In the end, being cut short before the natural ending is as good an ending as one could wish for, simply because at this length the viewer is thoroughly engaged and begins to feel there will be a finale. There is no post-script. Not a person watching this film is not expecting one which will say what happened to Muthena.

Before Nina decides to stop filming, Muthena progressively sees and asserts on camera he is being made to look bad and is not keen on being filmed any more. This is true: he is behaving badly and he is shown to be. He says he is not interested in money and wants to be a free spirit. Though he is obviously seen (and depicted) as more than half pillock*, by this stage, his demand for money did not seem unreasonable to me. He’s the star of the documentary. They are going to make money out of it, why shouldn’t he?  Why didn’t Nina or someone mollify Muthena by offering him a cut of the royalties? If you’re doing cinematographic reflexivity, then why not include the dosh side as well. Professional films are made with money and for money. The one thing that didn’t come out of the final edit was what he was learning about that side of film-making.

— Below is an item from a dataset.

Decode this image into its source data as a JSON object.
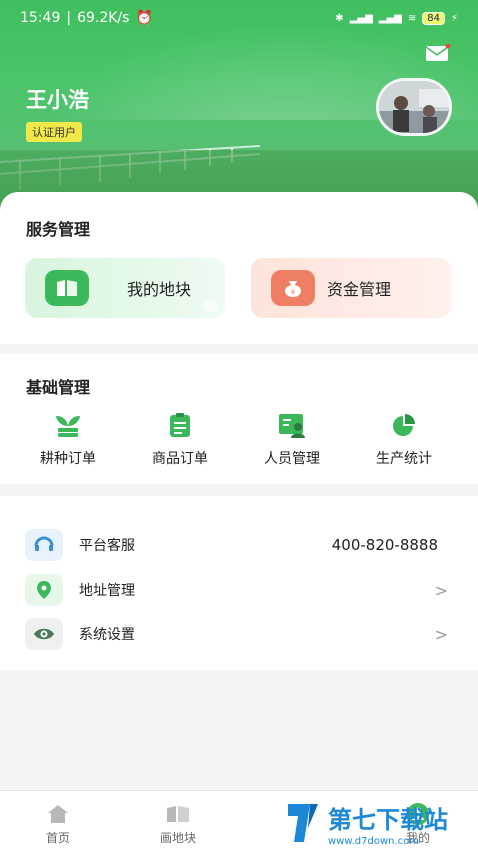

Indulge me. After putting aside the notions of what this documentary said to me about film, I had a sudden flash of Antoine Doinel.

antoine-doinelle

Muthena Mohamed

muthena-mohmed-2

became Antoine Doinel.  One of the great facilitators of film discussion is youtube clips! You can go off on an Antoine Doinel track right here if you wish, but please come back.

Cutting to the quick: at first Antoine came to mind, as this afterthought, through looks and mannerisms: trying to be cool and knowing but usually coming out as a bit of an arse. Running rapidly through the permutations, it seemed unlikely that Muthena knew The Adventures of Antoine Doinel” series, but it also seemed almost inconceivable Nina Davenport had not, as a film student, studied Truffaut and Godard. The end of the finished film, Operation Filmmaker – the edited film as opposed to the filmed film, perhaps – seemed to have a nouvelle vague-ish quality. Maybe every documentary since the 60s has been squeezed through the cinematographic sieve of Godard’sÀ Bout de Souffle { Film blog, Everyday Cinephile, has a great still of Belmondo and Seberg and has a good summary}. Then again, maybe because the image of Muthena as Antoine is stuck in my mind and tickles my fancy, maybe I am forcing the notion into a film which does not possess it. Or is is that all documentaries that aspire to art, become nouvelle vague documentary style by default.

It is a bit more complicated than just Muthena = Antoine. After all, Operation Filmmaker is a documentary and Trauffaut’s Antoine series are fictions (even if based on the life of Truffaut). If you know Truffaut, you know Jean-Pierre Léaud is reputed to have got a bit mixed up as to whether he was the actor Jean-Pierre Léaud or character Antoine Doinel.  Operation Filmmaker is a documentary about Muthena: there is the obvious sense that Muthena is becoming a character in a film in the documentary his is in, and he’s progressively aware of it. To me, Nina Davenport is a chronicler to start with, (In this YouTube she says she was a camera for hire) but then slowly changes into the director of the film: she is perfectly aware this is happening, as is her subject. Even the edit (wouldn’t we like to see all the video she shot….) could not disguise how much she was in the end fashioning a film, which is fascinating for someone interested in film-making.

One of the side issues is that Muthena fancies himself an actor as well as a Hollywood director. He is good at playing to the camera whether to charm or in expressing his feelings. This person almost trying to burst out of the confines of film gets built into the shooting process.

What happened to Muthana? He has a 5 year permit to stay in the UK. No news of whether he persisted in film.

*Pillock is an English English expression for “A stupid or annoying person”

November 9, 2008 Posted by | documentary, film [its techniques] | , , , , , , | Leave a comment